The United Nations Convention on the Rights of the Child,
Safety, Security, Violence and Abuse, Discrimination, Child Labour, Child Marriages,
Important Institutions they could get help from.,
As evidenced above, we try to spread awareness among children, enabling them to defend themselves against child marriages and defend their rights in general.
2. Protective and Supportive Measures:
Within the scope of a Social and Economic Support (SED) service, the General Directorate for Social Assistance and the Foundation for Social Assistance and Solidarity, provide aid for needy families, who are unable to support their children and who do not receive any financial assistance from the Ministry of Family and Social Policies. This service is open to and can be utilized by foreign citizens as well.
The purpose of the works, conducted in this regard, is to reduce the social cohesion problems experienced by Syrian children, to warn and teach them about the risks they are exposed to as well as the resources available in the society, to raise their awareness of their rights, and to increase tolerance and interaction among cultures.
The Ministry of Health provides awareness trainings to public servants and to people in general, who are in high probability of frequently interacting with refugee children, concerning negligence and abuse of children.
3. Works, conducted by the Directorate General of Immigration Services with regard to unaccompanied minors coming to our country
In Law No.6458 on Foreigners and International Protection, the term “unaccompanied minor” is defined as “a child who arrives on the territory of Turkey unaccompanied by an adult responsible for him or her, whether by law or by practice, or a child who is left unaccompanied after he or she has entered the territory of Turkey, and for as long as he or she is not effectively taken into the care of such an adult”. According to the Regulations on temporary protection, unaccompanied minors are placed in shelters under the coordination of the Ministry of Family and Social Policies.
The Directorate General of Immigration Services organizes training seminars about children left unaccompanied.
Through Law No.6458, the Directorate General of Immigration Services has set up within itself an Office of Protection of Victims of Human Trafficking and Regulations have been issued and enacted on the issue, aiming to prevent people from committing this crime and to provide support for its victims.
These Regulations treats forced marriages also as a form of human trafficking, so forced marriages are placed within the authority of the Office of Protection of Victims of Human Trafficking.

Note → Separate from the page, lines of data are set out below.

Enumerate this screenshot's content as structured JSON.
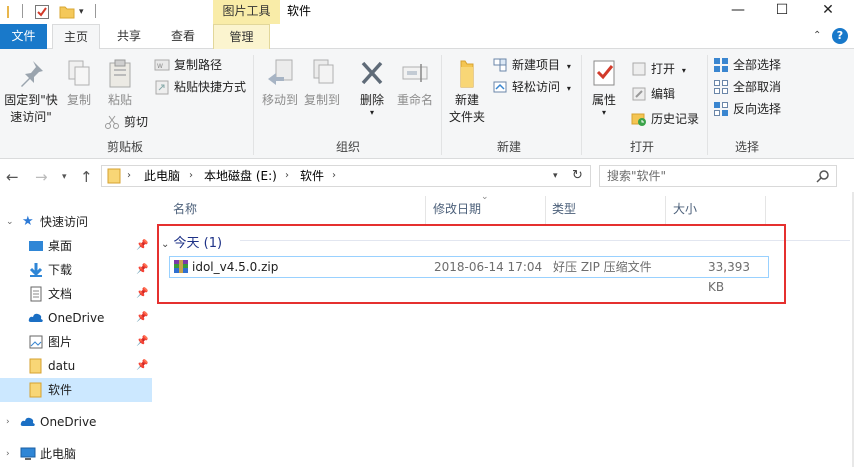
{
  "titlebar": {
    "context_tab_label": "图片工具",
    "window_title": "软件",
    "minimize": "—",
    "maximize": "☐",
    "close": "✕"
  },
  "tabs": {
    "file": "文件",
    "home": "主页",
    "share": "共享",
    "view": "查看",
    "manage": "管理"
  },
  "ribbon": {
    "clipboard": {
      "pin_quick_access": "固定到\"快\n速访问\"",
      "copy": "复制",
      "paste": "粘贴",
      "copy_path": "复制路径",
      "paste_shortcut": "粘贴快捷方式",
      "cut": "剪切",
      "label": "剪贴板"
    },
    "organize": {
      "move_to": "移动到",
      "copy_to": "复制到",
      "delete": "删除",
      "rename": "重命名",
      "label": "组织"
    },
    "new": {
      "new_folder": "新建\n文件夹",
      "new_item": "新建项目",
      "easy_access": "轻松访问",
      "label": "新建"
    },
    "open": {
      "properties": "属性",
      "open": "打开",
      "edit": "编辑",
      "history": "历史记录",
      "label": "打开"
    },
    "select": {
      "select_all": "全部选择",
      "select_none": "全部取消",
      "invert": "反向选择",
      "label": "选择"
    }
  },
  "address": {
    "crumbs": [
      "此电脑",
      "本地磁盘 (E:)",
      "软件"
    ],
    "search_placeholder": "搜索\"软件\""
  },
  "navpane": {
    "quick_access": "快速访问",
    "items": [
      "桌面",
      "下载",
      "文档",
      "OneDrive",
      "图片",
      "datu",
      "软件"
    ],
    "onedrive": "OneDrive",
    "this_pc": "此电脑"
  },
  "columns": {
    "name": "名称",
    "modified": "修改日期",
    "type": "类型",
    "size": "大小"
  },
  "group": {
    "title": "今天 (1)"
  },
  "files": [
    {
      "name": "idol_v4.5.0.zip",
      "modified": "2018-06-14 17:04",
      "type": "好压 ZIP 压缩文件",
      "size": "33,393 KB"
    }
  ],
  "colors": {
    "accent": "#1979ca",
    "context_tab": "#f9eca8",
    "selection": "#cce8ff",
    "highlight_box": "#e5302f"
  }
}
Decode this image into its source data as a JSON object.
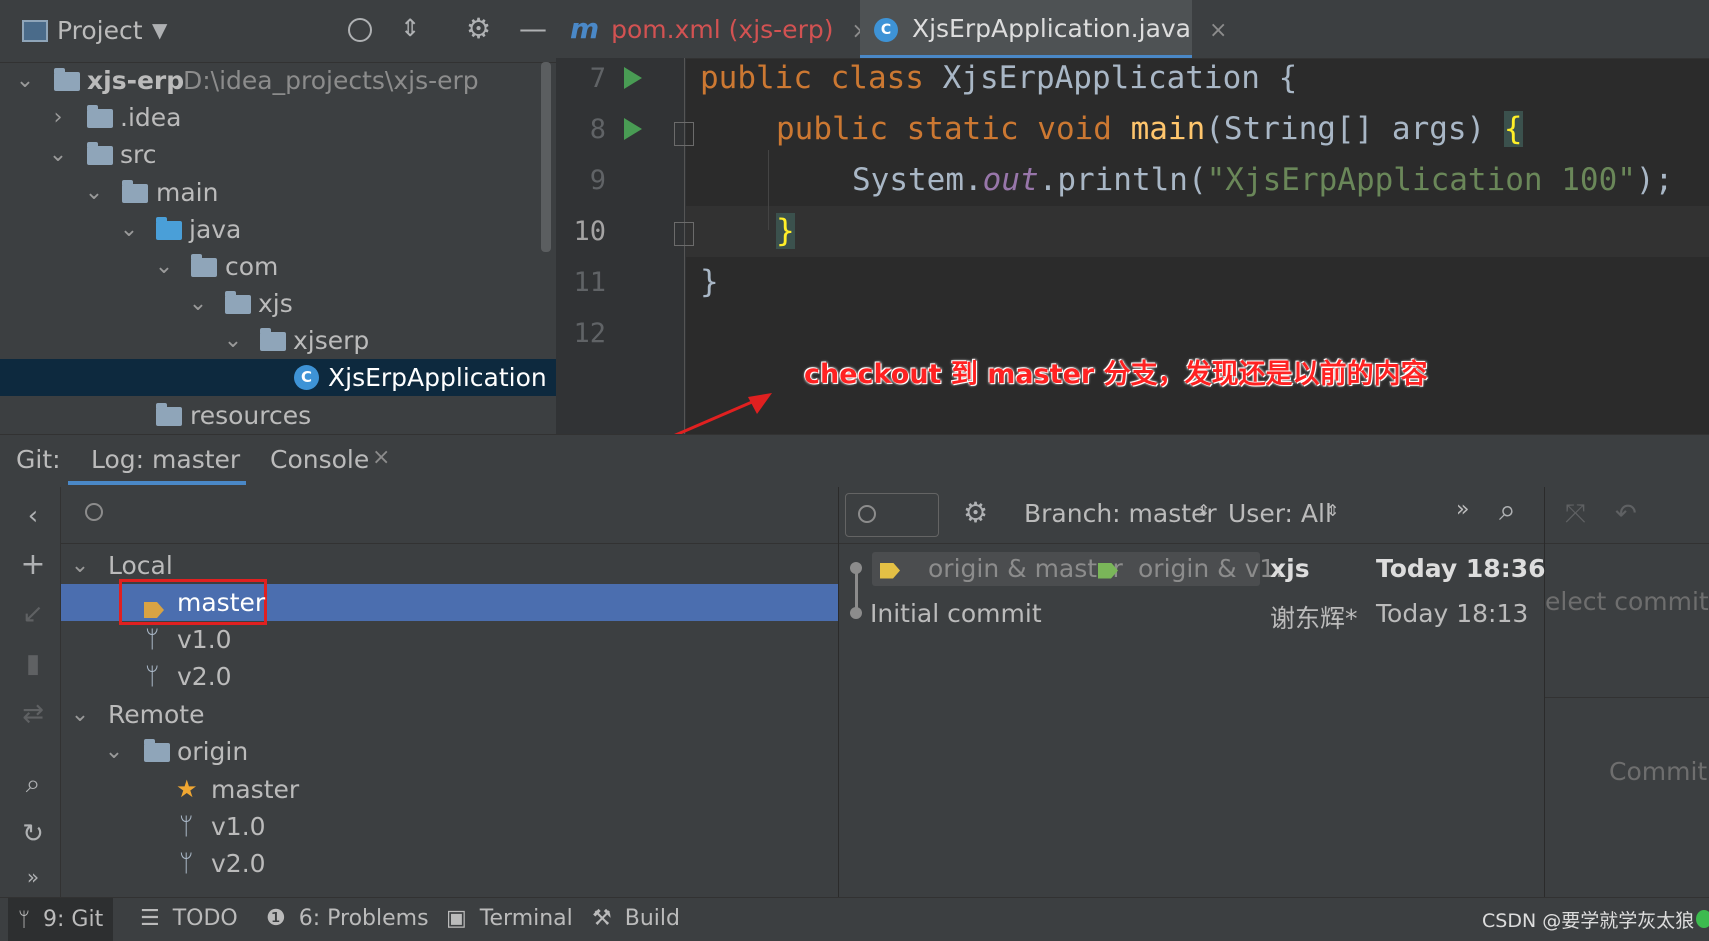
{
  "project": {
    "title": "Project",
    "tree": [
      {
        "label": "xjs-erp",
        "path": "D:\\idea_projects\\xjs-erp"
      },
      {
        "label": ".idea"
      },
      {
        "label": "src"
      },
      {
        "label": "main"
      },
      {
        "label": "java"
      },
      {
        "label": "com"
      },
      {
        "label": "xjs"
      },
      {
        "label": "xjserp"
      },
      {
        "label": "XjsErpApplication"
      },
      {
        "label": "resources"
      }
    ]
  },
  "editor": {
    "tabs": [
      {
        "label": "pom.xml (xjs-erp)",
        "icon": "maven-icon"
      },
      {
        "label": "XjsErpApplication.java",
        "icon": "class-icon"
      }
    ],
    "line_numbers": [
      "7",
      "8",
      "9",
      "10",
      "11",
      "12"
    ],
    "code": {
      "l7_kw": "public class ",
      "l7_rest": "XjsErpApplication {",
      "l8_kw": "public static void ",
      "l8_fn": "main",
      "l8_rest": "(String[] args) ",
      "l8_brace": "{",
      "l9_a": "System.",
      "l9_it": "out",
      "l9_b": ".println(",
      "l9_str": "\"XjsErpApplication 100\"",
      "l9_c": ");",
      "l10": "}",
      "l11": "}"
    }
  },
  "annotation": "checkout 到 master 分支，发现还是以前的内容",
  "git": {
    "label": "Git:",
    "tabs": [
      {
        "label": "Log: master"
      },
      {
        "label": "Console"
      }
    ],
    "branches": {
      "local_label": "Local",
      "local": [
        "master",
        "v1.0",
        "v2.0"
      ],
      "remote_label": "Remote",
      "origin_label": "origin",
      "remote": [
        "master",
        "v1.0",
        "v2.0"
      ]
    },
    "log": {
      "branch_filter": "Branch: master",
      "user_filter": "User: All",
      "commits": [
        {
          "refs": "origin & master",
          "refs2": "origin & v1.",
          "author": "xjs",
          "date": "Today 18:36"
        },
        {
          "message": "Initial commit",
          "author": "谢东辉*",
          "date": "Today 18:13"
        }
      ]
    },
    "details": {
      "hint": "elect commit to",
      "hint2": "Commit d"
    }
  },
  "statusbar": {
    "items": [
      "9: Git",
      "TODO",
      "6: Problems",
      "Terminal",
      "Build"
    ],
    "watermark": "CSDN @要学就学灰太狼"
  },
  "colors": {
    "accent": "#4a88c7",
    "selection": "#4b6eaf",
    "annotation": "#ff2222"
  }
}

4. Investigation and Prosecution Proceedings
Notwithstanding whether the victim is a refugee in our country or a foreigner, these children are being subjected to the same domestic law procedures that are applied to Turkish citizens.
The same laws as those applied to regular Turkish citizens are being applied in our country to victim refugee children, notwithstanding the fact that they are foreigners.
Criminal investigation and prosecution proceeds are initiated by a report, complaint or by obtaining direct information that a forced or an early marriage has occurred. According to the legislation of the Republic of Turkey, early marriage constitutes sexual abuse of the child and is severely punished. Marriages below the age limit are not valid.
In conclusion, refugee children in our country are being provided with the necessary education services on early or forced marriage, needy children and their families are given financial and material assistance. We have the legislative capacity to start investigation process promptly and effectively as well as to punish the perpetrators severely once the authorities receive any information that such an act has occurred. Furthermore, information we have received from the security forces and other government institutions demonstrates that the allegations indicated in the report are unfounded. For this reason, we kindly ask the Committee to revise and correct these unfounded allegations in the report. [Full Opinion & Reaction of Turkey]